In Chris Goode’s Mirabel, at Ovalhouse, the world has already ended when eight-year-old Mirabel wakes up all alone. There is nobody there for her except her one-eyed talking stuffed bear. Together, Mirabel and Bear set out on a journey across a wasted landscape in search of a grown-up. “That’s what I was told to do. By people I trust,” says Mirabel, who has brought along the essentials: a tube of Chewits, a pack of Disney Frozen plasters and her French vocab homework. “In an emergency, tell a grown-up.”
“Tell them what?” asks Bear. “Just tell them,” replies Mirabel.
“This isn’t a true story yet,” says Chris Goode at the start of this dense, challenging but haunting story-sharing show, “but by the time I’ve finished telling it, who knows.” The tick of that clock is loud.
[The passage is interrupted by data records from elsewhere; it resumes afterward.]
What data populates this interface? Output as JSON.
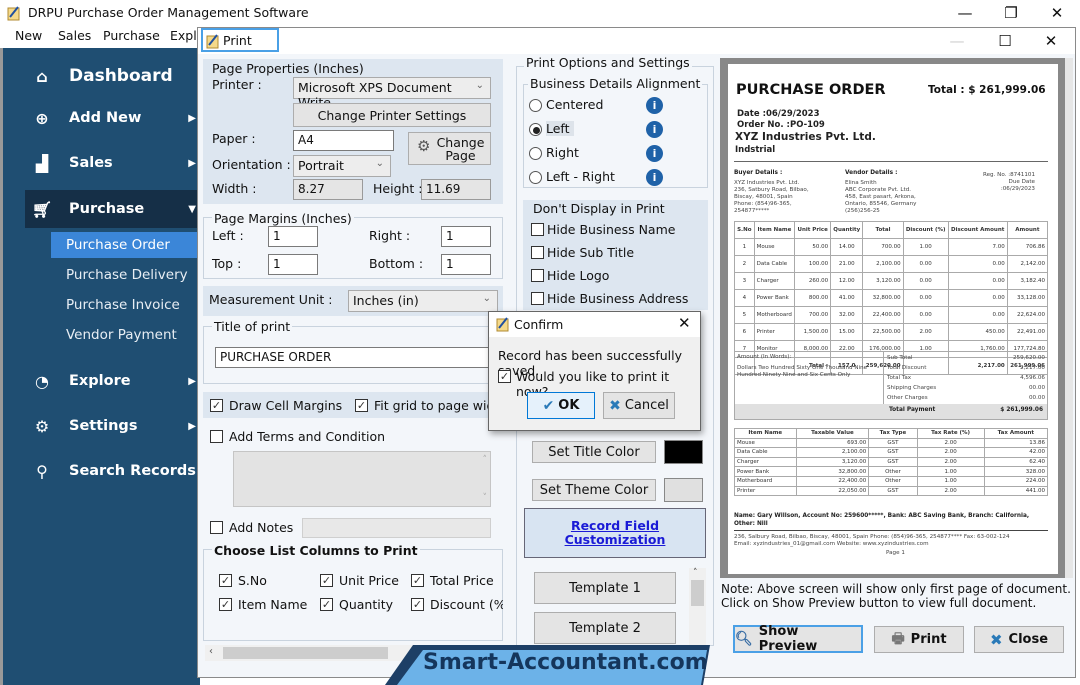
{
  "app": {
    "title": "DRPU Purchase Order Management Software",
    "menu": [
      "New",
      "Sales",
      "Purchase",
      "Explo"
    ]
  },
  "sidebar": {
    "items": [
      {
        "label": "Dashboard",
        "icon": "home-icon"
      },
      {
        "label": "Add New",
        "icon": "add-document-icon"
      },
      {
        "label": "Sales",
        "icon": "chart-icon"
      },
      {
        "label": "Purchase",
        "icon": "cart-icon"
      },
      {
        "label": "Explore",
        "icon": "pie-chart-icon"
      },
      {
        "label": "Settings",
        "icon": "gear-icon"
      },
      {
        "label": "Search Records",
        "icon": "search-icon"
      }
    ],
    "purchase_sub": [
      "Purchase Order",
      "Purchase Delivery",
      "Purchase Invoice",
      "Vendor Payment"
    ],
    "selected_sub": "Purchase Order"
  },
  "print_window": {
    "title": "Print",
    "page_properties": {
      "legend": "Page Properties (Inches)",
      "printer_label": "Printer :",
      "printer_value": "Microsoft XPS Document Write",
      "change_printer_btn": "Change Printer Settings",
      "paper_label": "Paper :",
      "paper_value": "A4",
      "change_page_btn_1": "Change",
      "change_page_btn_2": "Page",
      "orientation_label": "Orientation :",
      "orientation_value": "Portrait",
      "width_label": "Width :",
      "width_value": "8.27",
      "height_label": "Height :",
      "height_value": "11.69"
    },
    "margins": {
      "legend": "Page Margins (Inches)",
      "left_label": "Left :",
      "left_value": "1",
      "right_label": "Right :",
      "right_value": "1",
      "top_label": "Top  :",
      "top_value": "1",
      "bottom_label": "Bottom  :",
      "bottom_value": "1"
    },
    "measurement": {
      "label": "Measurement Unit :",
      "value": "Inches (in)"
    },
    "title_of_print": {
      "legend": "Title of print",
      "value": "PURCHASE ORDER"
    },
    "draw_cell_margins": {
      "label": "Draw Cell Margins",
      "checked": true
    },
    "fit_grid": {
      "label": "Fit grid to page width",
      "checked": true
    },
    "add_terms": {
      "label": "Add Terms and Condition",
      "checked": false
    },
    "add_notes": {
      "label": "Add Notes",
      "checked": false
    },
    "columns": {
      "legend": "Choose List Columns to Print",
      "items": [
        {
          "label": "S.No",
          "checked": true
        },
        {
          "label": "Unit Price",
          "checked": true
        },
        {
          "label": "Total Price",
          "checked": true
        },
        {
          "label": "Item Name",
          "checked": true
        },
        {
          "label": "Quantity",
          "checked": true
        },
        {
          "label": "Discount (%",
          "checked": true
        }
      ]
    },
    "print_options": {
      "legend": "Print Options and Settings",
      "alignment_legend": "Business Details Alignment",
      "alignment_options": [
        "Centered",
        "Left",
        "Right",
        "Left - Right"
      ],
      "alignment_selected": "Left",
      "dont_display_legend": "Don't Display in Print",
      "dont_display": [
        {
          "label": "Hide Business Name",
          "checked": false
        },
        {
          "label": "Hide Sub Title",
          "checked": false
        },
        {
          "label": "Hide Logo",
          "checked": false
        },
        {
          "label": "Hide Business Address",
          "checked": false
        }
      ],
      "set_title_color_btn": "Set Title Color",
      "title_color": "#000000",
      "set_theme_color_btn": "Set Theme Color",
      "theme_color": "#e0e0e0",
      "record_field_link_1": "Record Field",
      "record_field_link_2": "Customization",
      "templates": [
        "Template 1",
        "Template 2"
      ]
    },
    "note_1": "Note: Above screen will show only first page of document.",
    "note_2": "Click on Show Preview button to view full document.",
    "buttons": {
      "show_preview": "Show Preview",
      "print": "Print",
      "close": "Close"
    }
  },
  "confirm": {
    "title": "Confirm",
    "message": "Record has been successfully saved.",
    "checkbox_label": "Would you like to print it now?",
    "checkbox_checked": true,
    "ok": "OK",
    "cancel": "Cancel"
  },
  "document": {
    "title": "PURCHASE ORDER",
    "total": "Total : $  261,999.06",
    "date": "Date :06/29/2023",
    "order_no": "Order No. :PO-109",
    "company": "XYZ Industries Pvt. Ltd.",
    "subtitle": "Indstrial",
    "buyer_head": "Buyer Details :",
    "buyer_lines": [
      "XYZ Industries Pvt. Ltd.",
      "236, Satbury Road, Bilbao,",
      "Biscay, 48001, Spain",
      "Phone: (854)96-365,",
      "254877*****"
    ],
    "vendor_head": "Vendor Details :",
    "vendor_lines": [
      "Elina Smith",
      "ABC Corporate Pvt. Ltd.",
      "458, East pasart, Arkona,",
      "Ontario, 85546, Germany",
      "(256)256-25"
    ],
    "reg_no": "Reg. No. :8741101",
    "due_date": "Due Date :06/29/2023",
    "items_headers": [
      "S.No",
      "Item Name",
      "Unit Price",
      "Quantity",
      "Total",
      "Discount (%)",
      "Discount Amount",
      "Amount"
    ],
    "items": [
      [
        "1",
        "Mouse",
        "50.00",
        "14.00",
        "700.00",
        "1.00",
        "7.00",
        "706.86"
      ],
      [
        "2",
        "Data Cable",
        "100.00",
        "21.00",
        "2,100.00",
        "0.00",
        "0.00",
        "2,142.00"
      ],
      [
        "3",
        "Charger",
        "260.00",
        "12.00",
        "3,120.00",
        "0.00",
        "0.00",
        "3,182.40"
      ],
      [
        "4",
        "Power Bank",
        "800.00",
        "41.00",
        "32,800.00",
        "0.00",
        "0.00",
        "33,128.00"
      ],
      [
        "5",
        "Motherboard",
        "700.00",
        "32.00",
        "22,400.00",
        "0.00",
        "0.00",
        "22,624.00"
      ],
      [
        "6",
        "Printer",
        "1,500.00",
        "15.00",
        "22,500.00",
        "2.00",
        "450.00",
        "22,491.00"
      ],
      [
        "7",
        "Monitor",
        "8,000.00",
        "22.00",
        "176,000.00",
        "1.00",
        "1,760.00",
        "177,724.80"
      ]
    ],
    "items_total": [
      "",
      "",
      "Total :",
      "157.0",
      "259,620.00",
      "",
      "2,217.00",
      "261,999.06"
    ],
    "words_label": "Amount (In Words):",
    "words": "Dollars Two Hundred Sixty One Thousand Nine Hundred Ninety Nine and Six Cents Only",
    "summary": [
      [
        "Sub Total",
        "259,620.00"
      ],
      [
        "Total Discount",
        "2,217.00"
      ],
      [
        "Total Tax",
        "4,596.06"
      ],
      [
        "Shipping Charges",
        "00.00"
      ],
      [
        "Other Charges",
        "00.00"
      ]
    ],
    "total_payment_label": "Total Payment",
    "total_payment_value": "$  261,999.06",
    "tax_headers": [
      "Item Name",
      "Taxable Value",
      "Tax Type",
      "Tax Rate (%)",
      "Tax Amount"
    ],
    "tax_rows": [
      [
        "Mouse",
        "693.00",
        "GST",
        "2.00",
        "13.86"
      ],
      [
        "Data Cable",
        "2,100.00",
        "GST",
        "2.00",
        "42.00"
      ],
      [
        "Charger",
        "3,120.00",
        "GST",
        "2.00",
        "62.40"
      ],
      [
        "Power Bank",
        "32,800.00",
        "Other",
        "1.00",
        "328.00"
      ],
      [
        "Motherboard",
        "22,400.00",
        "Other",
        "1.00",
        "224.00"
      ],
      [
        "Printer",
        "22,050.00",
        "GST",
        "2.00",
        "441.00"
      ]
    ],
    "bank": "Name: Gary Willson, Account No: 259600*****, Bank: ABC Saving Bank, Branch: California, Other: Nill",
    "footer_1": "236, Salbury Road, Bilbao, Biscay, 48001, Spain  Phone: (854)96-365, 254877****  Fax: 63-002-124",
    "footer_2": "Email: xyzindustries_01@gmail.com   Website: www.xyzindustries.com",
    "page": "Page 1"
  },
  "watermark": "Smart-Accountant.com"
}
Goode’s blind-folded storyteller suggests a latter-day Tiresias. Or perhaps a shaman, in the sense that all storytellers are shape-shifting shamans. But will we hear what he has to say, and maybe the seer-sayer himself is a blind fool like all of us.
Like all fairy tales, this offers a warning to its listeners but the possibility of change too. As Marina Warner has observed, “fairy tales, such as those the Grimms collected, keep inventing figures of desire as they confront the utmost misery, embody a healthy desire to escape it, and then frame alternatives, expressions of hope.”
Little Mirabel, a child lost in a world destroyed by the adults, has more than a sticking plaster resilience. Despite everything thrown at her she is intent on finding the emergency exit. She knows that she must rescue herself. The adults can’t or won’t do it. She is a walking expression of hope in a desert of despair.
Chris Goode in Mirabel. Photo by The Other Richard.
Goode — on stage the entire time — offers up this apocalyptic fairy tale with a no-nonsense grace. The 90 minutes is child-like but never childish. In fact, it is seriously grown up in its refusal to make its meanings instantly apparent, the way it works both on a conscious and unconscious level, and how it invites us to dream it as much as understand every single word. Fairy tales are sometimes called wonder tales because of the way they embrace the fantastical. There is wonder about this show even when it is not an the easiest of evenings. But then the end of the world was never going to be just a walk in the park. Mirabel seems to know that, so why shouldn’t we?
Matt Padden’s sound design, and Naomi Dawson’s box of tricks set — the latter beautifully lit by Lee Curran — feel as if they are taking us into different layers of consciousness. It’s like passing through a series of doors that you hadn’t initially noticed were there. There is potentially layer upon layer of meaning. After all, the end of the world can mean many things from global warming to being blown sky-high. Many of us have experienced the bleak struggle involved in surviving our own nuclear winters of the mind.
The writing is always starkly beautiful, often playful and it finds the absurdity in the terror. The world ends not with a bang or a whimper but with a girl called Prudence on her paper round bicycling into “the unexpected shortcut of her own disappearance”, Paul McCartney expiring on stage in Japan mid-song, as “popular numbers such as 14, and 23 and 1006 collapsed and gave up their factors to the terrible whirlwinds.”
There are shades of The Little Prince and how children see what adults are blind to (I kept thinking of the picture of the snake which has eaten an elephant at the start of Antoine Saint-Exupery’s story, a visual misinterpreted by the adults as a hat). The influence of The Wizard of Oz and Dorothy’s post-cyclone journey along the yellow brick road is very apparent too. Toto becomes a dog with laser red eyes, and along the way Mirabel gathers other survivors alongside her including a bluebell, a rock called Baheegwing and a crippled airman.
Like Anne Washburn’s post-electric play, Mr Burns, set in an apocalyptic future where all the lights have gone out, Mirabel plays to the idea that certain stories –the fairy tale and the quest story—live on deep within the collective memory. They are the stories that we will dream at the end of the world.
Mr Burns, a Post-Electric Play at the Almeida Theatre in 2014. Photo by Manuel Harlan.
The dream, or altered state, is at the heart of Mirabel. A piece which feels as if it owes something to the pioneering work of Arthur Mindell with comatose patients. Mindell sees these patients like mythic heroes wandering through an unknown landscape, some returning from the coma state to bring us urgent news. Mirabel is forced to take on agency and become the heroine of her own story, and desperately try and rewrite its ending. Does she succeed? I don’t know. But maybe it’s not too late to try and change our own story too.